Sun., July 14 — Screen
Orgone marks 20 years as an archival and exhibition concern for fringe films, including experimental cinema, found footage, home movies and industrial films. An exhibit of its posters and stickers from the past decade, INVENTORY, curated by Orgone's Greg Pierce, closes today at Future Tenant, but not without — yep — some movies. From Philly to Pittsburgh, With Love II includes six films by European animations masters like Janusz Majewski and Jan Svankmajer, along with "21-87," Arthur Lipsett's classic, stunningly edited 1963 rumination on modern humanity. And because it's Orgone, all films are on real film — 16 mm, that is. BO 4:30 p.m. 819 Penn Ave., Downtown. Free. www.futuretenant.org
Thu., July 18 — Screen

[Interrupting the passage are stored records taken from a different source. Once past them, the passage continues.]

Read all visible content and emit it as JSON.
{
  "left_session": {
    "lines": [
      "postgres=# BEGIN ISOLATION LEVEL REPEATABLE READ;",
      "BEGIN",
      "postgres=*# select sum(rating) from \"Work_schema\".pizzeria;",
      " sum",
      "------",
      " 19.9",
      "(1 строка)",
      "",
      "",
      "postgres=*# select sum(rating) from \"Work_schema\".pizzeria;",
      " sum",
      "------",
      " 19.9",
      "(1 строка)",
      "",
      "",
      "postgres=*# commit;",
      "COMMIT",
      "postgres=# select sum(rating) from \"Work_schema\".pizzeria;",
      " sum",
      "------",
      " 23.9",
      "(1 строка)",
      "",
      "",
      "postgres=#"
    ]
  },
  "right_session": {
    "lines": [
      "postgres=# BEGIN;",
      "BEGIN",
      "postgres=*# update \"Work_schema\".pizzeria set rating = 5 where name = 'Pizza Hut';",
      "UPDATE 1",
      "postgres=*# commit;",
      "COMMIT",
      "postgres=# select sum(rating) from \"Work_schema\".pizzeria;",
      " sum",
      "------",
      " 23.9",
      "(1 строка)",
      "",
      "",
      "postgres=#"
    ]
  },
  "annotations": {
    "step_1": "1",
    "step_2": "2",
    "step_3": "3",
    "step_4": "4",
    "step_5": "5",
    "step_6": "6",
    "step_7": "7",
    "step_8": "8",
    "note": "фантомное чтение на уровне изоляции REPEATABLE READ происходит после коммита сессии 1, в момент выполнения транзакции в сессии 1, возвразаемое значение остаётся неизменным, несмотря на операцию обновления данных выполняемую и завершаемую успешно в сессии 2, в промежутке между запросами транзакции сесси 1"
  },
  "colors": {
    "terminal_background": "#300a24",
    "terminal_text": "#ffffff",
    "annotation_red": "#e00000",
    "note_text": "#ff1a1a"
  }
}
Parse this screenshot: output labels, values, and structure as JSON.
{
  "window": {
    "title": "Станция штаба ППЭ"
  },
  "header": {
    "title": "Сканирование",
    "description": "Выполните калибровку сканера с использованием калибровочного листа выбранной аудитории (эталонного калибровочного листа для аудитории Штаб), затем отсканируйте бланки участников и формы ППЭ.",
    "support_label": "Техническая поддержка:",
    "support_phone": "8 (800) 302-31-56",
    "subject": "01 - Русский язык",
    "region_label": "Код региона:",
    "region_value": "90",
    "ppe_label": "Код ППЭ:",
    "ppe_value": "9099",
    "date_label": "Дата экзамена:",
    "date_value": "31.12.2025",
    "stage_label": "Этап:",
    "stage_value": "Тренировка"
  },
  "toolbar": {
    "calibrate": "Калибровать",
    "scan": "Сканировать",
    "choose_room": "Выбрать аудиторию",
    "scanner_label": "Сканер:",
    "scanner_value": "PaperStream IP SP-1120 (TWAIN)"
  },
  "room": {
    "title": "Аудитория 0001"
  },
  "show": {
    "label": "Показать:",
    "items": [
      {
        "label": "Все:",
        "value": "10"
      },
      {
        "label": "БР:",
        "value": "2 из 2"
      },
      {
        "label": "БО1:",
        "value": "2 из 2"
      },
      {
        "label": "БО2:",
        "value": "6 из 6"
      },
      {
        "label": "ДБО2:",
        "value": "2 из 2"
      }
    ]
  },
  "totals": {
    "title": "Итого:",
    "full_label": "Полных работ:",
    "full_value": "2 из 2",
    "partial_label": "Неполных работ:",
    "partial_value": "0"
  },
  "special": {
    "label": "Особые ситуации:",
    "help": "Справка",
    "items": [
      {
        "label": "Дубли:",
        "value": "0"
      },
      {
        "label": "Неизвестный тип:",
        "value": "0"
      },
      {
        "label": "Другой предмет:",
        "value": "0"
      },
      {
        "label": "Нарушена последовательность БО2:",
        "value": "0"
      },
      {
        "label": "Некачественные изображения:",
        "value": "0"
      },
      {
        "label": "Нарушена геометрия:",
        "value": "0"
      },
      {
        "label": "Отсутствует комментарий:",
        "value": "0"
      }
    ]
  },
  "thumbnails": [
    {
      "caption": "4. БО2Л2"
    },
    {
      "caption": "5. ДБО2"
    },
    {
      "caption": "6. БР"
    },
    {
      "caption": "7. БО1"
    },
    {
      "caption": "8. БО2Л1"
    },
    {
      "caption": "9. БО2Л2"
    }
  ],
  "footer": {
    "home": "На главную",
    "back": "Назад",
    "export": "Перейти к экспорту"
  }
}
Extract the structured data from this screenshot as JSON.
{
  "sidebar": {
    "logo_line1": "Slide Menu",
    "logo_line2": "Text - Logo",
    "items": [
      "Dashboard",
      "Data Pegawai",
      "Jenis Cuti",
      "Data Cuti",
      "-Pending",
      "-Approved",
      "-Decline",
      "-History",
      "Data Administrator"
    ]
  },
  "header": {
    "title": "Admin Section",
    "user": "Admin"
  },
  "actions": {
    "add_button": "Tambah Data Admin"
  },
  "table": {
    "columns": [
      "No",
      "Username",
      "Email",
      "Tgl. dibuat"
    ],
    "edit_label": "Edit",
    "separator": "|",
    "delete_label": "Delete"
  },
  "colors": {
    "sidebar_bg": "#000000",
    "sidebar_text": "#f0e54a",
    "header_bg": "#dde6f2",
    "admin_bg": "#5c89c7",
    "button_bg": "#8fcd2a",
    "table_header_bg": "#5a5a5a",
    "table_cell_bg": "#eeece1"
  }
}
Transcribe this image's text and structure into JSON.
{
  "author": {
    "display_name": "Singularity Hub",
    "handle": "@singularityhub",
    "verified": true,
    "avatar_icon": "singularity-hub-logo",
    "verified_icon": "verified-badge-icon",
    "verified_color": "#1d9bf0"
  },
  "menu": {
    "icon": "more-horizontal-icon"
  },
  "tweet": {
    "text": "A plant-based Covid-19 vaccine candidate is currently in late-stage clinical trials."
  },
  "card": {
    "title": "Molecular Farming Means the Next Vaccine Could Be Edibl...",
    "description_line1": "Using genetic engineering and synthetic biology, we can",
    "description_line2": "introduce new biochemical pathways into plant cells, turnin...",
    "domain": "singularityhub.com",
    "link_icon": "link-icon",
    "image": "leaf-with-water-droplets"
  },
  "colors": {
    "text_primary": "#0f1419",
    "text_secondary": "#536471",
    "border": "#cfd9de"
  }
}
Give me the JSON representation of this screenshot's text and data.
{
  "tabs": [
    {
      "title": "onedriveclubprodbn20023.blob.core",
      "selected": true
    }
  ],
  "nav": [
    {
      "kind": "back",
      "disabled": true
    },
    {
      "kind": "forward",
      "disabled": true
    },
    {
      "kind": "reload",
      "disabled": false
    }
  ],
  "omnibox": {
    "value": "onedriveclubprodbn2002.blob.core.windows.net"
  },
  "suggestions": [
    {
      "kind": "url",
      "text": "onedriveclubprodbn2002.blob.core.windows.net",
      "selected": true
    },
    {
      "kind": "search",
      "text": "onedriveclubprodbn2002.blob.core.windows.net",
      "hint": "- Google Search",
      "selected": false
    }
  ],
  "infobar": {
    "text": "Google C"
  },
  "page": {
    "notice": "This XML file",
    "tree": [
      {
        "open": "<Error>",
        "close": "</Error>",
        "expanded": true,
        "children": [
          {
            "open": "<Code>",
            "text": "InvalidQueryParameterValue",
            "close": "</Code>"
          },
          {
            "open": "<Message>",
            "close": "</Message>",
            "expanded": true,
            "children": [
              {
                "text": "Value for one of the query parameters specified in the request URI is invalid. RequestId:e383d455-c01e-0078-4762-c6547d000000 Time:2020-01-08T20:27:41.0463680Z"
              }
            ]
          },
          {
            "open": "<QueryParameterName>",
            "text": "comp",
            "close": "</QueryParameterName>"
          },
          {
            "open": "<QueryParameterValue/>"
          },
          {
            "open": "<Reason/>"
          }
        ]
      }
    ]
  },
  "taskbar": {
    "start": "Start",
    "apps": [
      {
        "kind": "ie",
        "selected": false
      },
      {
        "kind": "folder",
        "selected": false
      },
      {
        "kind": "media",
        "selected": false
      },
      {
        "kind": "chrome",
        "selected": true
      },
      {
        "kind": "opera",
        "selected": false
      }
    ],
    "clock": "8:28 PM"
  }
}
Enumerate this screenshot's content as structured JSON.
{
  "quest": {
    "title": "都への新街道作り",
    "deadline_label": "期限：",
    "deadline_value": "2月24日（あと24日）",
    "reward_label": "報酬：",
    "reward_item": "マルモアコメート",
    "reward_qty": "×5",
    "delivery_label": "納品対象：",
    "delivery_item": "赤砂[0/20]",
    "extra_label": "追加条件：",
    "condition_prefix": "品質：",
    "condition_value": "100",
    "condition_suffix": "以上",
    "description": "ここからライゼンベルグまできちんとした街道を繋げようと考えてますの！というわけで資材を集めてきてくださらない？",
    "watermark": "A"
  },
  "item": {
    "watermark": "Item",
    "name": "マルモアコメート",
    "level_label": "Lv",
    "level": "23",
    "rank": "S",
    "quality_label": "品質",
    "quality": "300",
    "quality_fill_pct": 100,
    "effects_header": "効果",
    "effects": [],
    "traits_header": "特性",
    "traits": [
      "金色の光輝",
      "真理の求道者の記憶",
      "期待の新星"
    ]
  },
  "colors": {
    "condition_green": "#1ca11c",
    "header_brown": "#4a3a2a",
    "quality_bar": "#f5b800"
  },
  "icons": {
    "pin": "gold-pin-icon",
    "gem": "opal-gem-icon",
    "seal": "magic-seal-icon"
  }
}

At Play is the third installment of the Carnegie Museum of Art's 2-Minute Film Festival. Tonight's films span several genres, but all represent a perspective on "play." "The First Kiss," by Jon Bristol, uses Muppet-like characters to tell a short and not-so-sweet story of a playground kiss. In Michael Luck Croneburger's "Pittsburgh Pooh," a man in a Winnie-the-Pooh costume runs through town seeking his next honey fix. These films and 30 others are also viewable online, where you can vote for your favorites. OL 9 p.m. (7:30 p.m. reception). 4400 Forbes Ave., Oakland. $10 (includes drink ticket). 412-622-3131 or www.2mff.cmoa.org